◆ **What needs to be done**:
Gather up every line from the entries below that uses the word "JSON".
(Available records begins)
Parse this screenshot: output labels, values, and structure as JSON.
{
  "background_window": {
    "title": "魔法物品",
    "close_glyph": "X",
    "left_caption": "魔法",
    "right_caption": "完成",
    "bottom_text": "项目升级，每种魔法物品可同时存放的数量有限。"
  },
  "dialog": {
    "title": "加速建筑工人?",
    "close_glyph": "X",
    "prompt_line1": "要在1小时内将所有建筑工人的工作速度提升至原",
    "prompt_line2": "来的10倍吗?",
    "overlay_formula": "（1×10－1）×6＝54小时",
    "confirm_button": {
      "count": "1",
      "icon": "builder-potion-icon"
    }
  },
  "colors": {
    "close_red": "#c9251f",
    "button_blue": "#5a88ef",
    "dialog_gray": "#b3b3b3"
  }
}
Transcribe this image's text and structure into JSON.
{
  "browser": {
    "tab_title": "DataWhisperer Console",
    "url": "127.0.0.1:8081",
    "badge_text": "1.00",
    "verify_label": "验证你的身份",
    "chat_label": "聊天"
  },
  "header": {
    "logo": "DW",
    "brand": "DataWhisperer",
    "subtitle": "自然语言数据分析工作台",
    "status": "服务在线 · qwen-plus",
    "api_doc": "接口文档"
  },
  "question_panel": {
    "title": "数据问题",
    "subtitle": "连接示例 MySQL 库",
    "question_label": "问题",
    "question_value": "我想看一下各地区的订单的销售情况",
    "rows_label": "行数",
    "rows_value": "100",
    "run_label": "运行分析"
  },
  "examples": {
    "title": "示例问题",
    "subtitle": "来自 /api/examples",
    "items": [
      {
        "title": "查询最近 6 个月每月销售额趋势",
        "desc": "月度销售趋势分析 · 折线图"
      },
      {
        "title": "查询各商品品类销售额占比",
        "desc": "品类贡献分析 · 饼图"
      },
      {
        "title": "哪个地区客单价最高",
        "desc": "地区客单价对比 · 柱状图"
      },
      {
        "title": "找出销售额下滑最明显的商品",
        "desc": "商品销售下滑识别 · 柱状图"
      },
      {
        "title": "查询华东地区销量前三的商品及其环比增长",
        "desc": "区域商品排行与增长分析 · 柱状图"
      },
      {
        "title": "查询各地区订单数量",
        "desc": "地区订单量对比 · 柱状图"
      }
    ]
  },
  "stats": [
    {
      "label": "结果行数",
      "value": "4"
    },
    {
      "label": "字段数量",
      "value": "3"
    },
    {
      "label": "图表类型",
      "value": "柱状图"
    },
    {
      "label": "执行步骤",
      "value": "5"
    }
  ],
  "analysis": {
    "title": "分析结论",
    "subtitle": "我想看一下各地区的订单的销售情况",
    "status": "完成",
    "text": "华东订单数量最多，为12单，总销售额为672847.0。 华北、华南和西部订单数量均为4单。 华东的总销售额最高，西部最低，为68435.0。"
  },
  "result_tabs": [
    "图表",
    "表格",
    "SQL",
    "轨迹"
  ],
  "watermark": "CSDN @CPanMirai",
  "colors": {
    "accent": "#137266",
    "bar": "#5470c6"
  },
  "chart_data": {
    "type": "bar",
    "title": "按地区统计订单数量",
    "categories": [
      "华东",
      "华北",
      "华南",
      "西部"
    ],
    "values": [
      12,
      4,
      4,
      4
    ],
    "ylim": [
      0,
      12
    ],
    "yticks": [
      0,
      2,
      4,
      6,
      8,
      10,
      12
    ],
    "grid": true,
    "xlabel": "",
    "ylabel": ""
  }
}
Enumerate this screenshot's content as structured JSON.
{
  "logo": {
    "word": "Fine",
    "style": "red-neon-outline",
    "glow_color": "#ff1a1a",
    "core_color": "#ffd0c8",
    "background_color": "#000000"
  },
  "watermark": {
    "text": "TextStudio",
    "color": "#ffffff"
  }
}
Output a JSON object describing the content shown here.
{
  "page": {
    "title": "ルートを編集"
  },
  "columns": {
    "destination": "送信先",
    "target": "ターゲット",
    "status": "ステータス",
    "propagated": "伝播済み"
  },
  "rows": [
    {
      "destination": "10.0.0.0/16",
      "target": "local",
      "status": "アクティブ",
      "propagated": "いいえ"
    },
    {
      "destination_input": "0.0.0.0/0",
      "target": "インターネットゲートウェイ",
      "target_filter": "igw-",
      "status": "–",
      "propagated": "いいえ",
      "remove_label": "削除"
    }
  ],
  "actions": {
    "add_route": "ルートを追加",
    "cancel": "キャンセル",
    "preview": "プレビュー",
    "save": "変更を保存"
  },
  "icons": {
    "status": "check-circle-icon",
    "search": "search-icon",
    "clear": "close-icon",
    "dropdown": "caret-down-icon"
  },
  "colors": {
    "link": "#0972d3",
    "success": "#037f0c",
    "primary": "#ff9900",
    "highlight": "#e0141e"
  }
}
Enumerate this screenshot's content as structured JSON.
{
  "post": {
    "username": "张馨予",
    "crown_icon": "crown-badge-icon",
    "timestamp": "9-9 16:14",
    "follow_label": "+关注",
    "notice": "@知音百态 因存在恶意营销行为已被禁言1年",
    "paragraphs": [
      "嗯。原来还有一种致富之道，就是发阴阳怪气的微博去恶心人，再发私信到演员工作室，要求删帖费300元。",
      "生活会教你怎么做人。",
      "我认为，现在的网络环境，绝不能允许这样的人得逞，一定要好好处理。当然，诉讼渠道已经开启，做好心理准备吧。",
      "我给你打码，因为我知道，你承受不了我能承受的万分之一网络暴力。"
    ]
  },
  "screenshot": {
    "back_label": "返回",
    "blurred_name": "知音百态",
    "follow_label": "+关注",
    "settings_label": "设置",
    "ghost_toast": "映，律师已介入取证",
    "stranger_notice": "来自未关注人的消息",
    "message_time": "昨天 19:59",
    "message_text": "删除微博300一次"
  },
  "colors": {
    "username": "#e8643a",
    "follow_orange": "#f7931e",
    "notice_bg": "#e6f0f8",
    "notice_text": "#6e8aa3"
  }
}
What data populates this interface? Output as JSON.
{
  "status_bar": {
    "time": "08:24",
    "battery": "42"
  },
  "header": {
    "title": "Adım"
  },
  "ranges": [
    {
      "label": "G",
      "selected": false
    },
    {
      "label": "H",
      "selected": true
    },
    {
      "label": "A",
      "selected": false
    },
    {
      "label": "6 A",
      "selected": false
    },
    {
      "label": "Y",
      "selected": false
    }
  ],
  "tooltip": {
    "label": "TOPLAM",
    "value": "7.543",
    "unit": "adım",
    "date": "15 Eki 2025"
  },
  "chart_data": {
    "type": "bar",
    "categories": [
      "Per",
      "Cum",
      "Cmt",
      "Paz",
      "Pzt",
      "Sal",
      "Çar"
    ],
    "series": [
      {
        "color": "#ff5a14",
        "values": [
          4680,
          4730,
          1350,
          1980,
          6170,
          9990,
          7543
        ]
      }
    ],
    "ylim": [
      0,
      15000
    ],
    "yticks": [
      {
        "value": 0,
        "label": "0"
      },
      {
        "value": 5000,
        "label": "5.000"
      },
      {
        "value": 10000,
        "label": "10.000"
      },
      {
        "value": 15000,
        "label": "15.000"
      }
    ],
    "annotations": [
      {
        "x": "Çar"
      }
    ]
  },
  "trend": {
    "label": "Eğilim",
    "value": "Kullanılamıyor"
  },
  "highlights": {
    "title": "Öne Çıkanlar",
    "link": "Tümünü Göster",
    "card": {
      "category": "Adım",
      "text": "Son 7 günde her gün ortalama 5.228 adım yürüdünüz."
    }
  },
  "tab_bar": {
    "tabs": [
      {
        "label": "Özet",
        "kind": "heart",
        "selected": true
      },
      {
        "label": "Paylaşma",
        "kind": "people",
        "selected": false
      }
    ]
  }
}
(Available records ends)
◆ **Reply to the exercise**:
Parse this screenshot: output labels, values, and structure as JSON.
Transcribe this image's text and structure into JSON.
Enumerate this screenshot's content as structured JSON.
Output a JSON object describing the content shown here.
Enumerate this screenshot's content as structured JSON.
What data populates this interface? Output as JSON.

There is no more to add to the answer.